[EXERCISE DETAILS] Using the data below, determine the number of lines that include the string "meta". Write only that number.

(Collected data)
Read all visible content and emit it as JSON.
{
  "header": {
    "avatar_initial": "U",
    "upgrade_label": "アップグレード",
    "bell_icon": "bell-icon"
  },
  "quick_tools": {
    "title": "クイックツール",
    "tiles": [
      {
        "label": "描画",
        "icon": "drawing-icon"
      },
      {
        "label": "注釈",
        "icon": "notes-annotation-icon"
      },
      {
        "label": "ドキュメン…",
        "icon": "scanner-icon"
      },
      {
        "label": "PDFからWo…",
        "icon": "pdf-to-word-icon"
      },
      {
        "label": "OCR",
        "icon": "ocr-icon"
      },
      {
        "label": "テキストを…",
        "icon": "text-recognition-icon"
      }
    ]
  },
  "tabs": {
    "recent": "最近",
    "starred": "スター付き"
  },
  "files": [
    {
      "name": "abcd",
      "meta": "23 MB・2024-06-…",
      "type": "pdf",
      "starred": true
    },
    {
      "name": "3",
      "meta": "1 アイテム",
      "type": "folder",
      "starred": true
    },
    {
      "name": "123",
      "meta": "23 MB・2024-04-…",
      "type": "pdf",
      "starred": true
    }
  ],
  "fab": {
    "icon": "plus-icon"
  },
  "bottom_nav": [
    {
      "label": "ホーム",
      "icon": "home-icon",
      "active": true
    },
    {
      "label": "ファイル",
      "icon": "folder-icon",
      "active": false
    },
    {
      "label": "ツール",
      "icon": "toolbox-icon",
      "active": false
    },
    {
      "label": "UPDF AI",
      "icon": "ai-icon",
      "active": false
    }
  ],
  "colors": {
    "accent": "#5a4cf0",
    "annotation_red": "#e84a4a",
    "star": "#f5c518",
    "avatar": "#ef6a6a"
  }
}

[RESULT FOR THIS TASK] 3